App and web page records
+ + +

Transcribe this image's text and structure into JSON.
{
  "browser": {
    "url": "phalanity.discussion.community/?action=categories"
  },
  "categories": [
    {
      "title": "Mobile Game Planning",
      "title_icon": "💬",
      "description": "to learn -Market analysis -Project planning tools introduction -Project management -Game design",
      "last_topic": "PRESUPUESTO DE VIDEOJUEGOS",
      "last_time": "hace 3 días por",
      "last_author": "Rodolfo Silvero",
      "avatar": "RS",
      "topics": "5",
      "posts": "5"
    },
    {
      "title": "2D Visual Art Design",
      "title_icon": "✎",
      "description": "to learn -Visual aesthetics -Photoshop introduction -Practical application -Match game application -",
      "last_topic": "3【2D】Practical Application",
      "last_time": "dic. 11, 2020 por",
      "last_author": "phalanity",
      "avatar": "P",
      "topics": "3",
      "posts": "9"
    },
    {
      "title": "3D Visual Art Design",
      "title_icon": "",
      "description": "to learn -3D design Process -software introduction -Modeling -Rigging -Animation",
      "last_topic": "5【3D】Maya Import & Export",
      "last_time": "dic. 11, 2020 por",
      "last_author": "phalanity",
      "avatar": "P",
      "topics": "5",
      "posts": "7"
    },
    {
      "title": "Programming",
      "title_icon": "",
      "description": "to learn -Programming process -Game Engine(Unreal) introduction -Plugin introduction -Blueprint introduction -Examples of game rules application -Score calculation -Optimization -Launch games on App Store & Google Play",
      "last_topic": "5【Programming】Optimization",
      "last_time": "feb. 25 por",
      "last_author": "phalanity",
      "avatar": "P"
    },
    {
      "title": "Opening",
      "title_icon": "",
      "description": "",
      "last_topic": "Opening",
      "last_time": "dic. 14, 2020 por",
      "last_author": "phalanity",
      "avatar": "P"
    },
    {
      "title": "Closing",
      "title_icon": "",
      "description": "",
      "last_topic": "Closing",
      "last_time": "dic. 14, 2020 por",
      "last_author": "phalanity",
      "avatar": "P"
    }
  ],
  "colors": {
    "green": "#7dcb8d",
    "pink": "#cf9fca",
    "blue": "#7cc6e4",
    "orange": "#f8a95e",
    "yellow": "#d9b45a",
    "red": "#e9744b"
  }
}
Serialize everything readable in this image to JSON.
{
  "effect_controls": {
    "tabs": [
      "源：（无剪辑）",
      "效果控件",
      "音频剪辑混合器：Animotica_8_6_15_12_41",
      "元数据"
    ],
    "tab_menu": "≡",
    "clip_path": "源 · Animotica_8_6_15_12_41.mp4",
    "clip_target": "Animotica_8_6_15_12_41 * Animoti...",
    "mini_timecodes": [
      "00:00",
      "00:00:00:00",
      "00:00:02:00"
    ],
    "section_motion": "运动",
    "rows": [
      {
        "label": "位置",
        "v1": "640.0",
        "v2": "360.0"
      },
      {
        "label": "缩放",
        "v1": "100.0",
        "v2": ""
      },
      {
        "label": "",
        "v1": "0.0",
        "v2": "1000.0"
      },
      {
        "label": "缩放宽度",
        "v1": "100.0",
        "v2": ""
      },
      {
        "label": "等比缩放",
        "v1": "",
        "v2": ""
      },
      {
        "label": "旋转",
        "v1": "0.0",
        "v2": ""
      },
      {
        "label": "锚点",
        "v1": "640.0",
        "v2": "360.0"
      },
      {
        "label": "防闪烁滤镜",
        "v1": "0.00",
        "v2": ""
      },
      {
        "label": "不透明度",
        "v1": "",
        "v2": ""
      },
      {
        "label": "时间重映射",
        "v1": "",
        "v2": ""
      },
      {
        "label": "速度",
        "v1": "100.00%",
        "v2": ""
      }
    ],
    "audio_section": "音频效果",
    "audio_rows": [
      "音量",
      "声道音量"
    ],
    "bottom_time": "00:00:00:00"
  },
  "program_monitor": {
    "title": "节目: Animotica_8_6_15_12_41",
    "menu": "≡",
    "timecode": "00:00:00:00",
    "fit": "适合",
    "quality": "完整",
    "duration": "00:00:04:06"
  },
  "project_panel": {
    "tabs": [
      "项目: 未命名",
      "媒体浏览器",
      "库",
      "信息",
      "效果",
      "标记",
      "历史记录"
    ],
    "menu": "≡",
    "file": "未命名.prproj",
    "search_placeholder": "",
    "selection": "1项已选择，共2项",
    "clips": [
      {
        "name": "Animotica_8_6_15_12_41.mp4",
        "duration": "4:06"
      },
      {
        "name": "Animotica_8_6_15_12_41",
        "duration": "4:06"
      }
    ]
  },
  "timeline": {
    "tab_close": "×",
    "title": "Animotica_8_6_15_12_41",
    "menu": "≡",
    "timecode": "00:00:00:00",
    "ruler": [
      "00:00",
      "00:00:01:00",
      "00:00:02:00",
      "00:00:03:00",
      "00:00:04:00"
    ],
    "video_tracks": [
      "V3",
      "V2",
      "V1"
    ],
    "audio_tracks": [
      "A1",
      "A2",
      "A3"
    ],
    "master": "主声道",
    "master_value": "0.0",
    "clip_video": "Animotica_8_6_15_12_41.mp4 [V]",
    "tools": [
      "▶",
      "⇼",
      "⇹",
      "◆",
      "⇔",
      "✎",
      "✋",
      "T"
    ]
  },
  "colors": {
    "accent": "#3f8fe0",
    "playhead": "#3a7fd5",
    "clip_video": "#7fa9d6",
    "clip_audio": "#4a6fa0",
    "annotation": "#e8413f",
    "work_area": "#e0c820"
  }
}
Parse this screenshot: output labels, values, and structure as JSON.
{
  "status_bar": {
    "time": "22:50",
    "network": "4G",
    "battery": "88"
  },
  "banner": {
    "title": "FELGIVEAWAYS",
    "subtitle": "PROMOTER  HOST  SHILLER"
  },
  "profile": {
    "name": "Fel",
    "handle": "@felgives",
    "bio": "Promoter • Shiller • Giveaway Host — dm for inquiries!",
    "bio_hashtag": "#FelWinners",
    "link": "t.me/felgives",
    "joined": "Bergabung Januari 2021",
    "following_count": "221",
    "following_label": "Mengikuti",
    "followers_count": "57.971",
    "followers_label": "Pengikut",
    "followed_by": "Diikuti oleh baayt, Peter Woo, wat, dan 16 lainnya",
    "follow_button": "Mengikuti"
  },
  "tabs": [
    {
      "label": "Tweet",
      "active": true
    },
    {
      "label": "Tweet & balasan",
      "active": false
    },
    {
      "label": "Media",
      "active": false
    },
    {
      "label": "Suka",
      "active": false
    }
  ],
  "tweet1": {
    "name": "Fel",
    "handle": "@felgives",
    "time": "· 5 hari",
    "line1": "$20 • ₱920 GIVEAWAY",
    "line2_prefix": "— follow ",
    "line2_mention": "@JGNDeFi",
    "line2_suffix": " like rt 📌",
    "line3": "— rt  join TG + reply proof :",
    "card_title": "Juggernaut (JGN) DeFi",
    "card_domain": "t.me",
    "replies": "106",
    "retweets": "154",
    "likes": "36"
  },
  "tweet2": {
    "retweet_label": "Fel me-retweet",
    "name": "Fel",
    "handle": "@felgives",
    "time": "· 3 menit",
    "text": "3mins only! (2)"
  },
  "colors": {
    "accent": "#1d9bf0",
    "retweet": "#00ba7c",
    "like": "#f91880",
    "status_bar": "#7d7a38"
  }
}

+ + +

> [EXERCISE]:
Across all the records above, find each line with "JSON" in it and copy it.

> [RESPONSE]:
Transcribe this image's text and structure into JSON.
Serialize everything readable in this image to JSON.
Parse this screenshot: output labels, values, and structure as JSON.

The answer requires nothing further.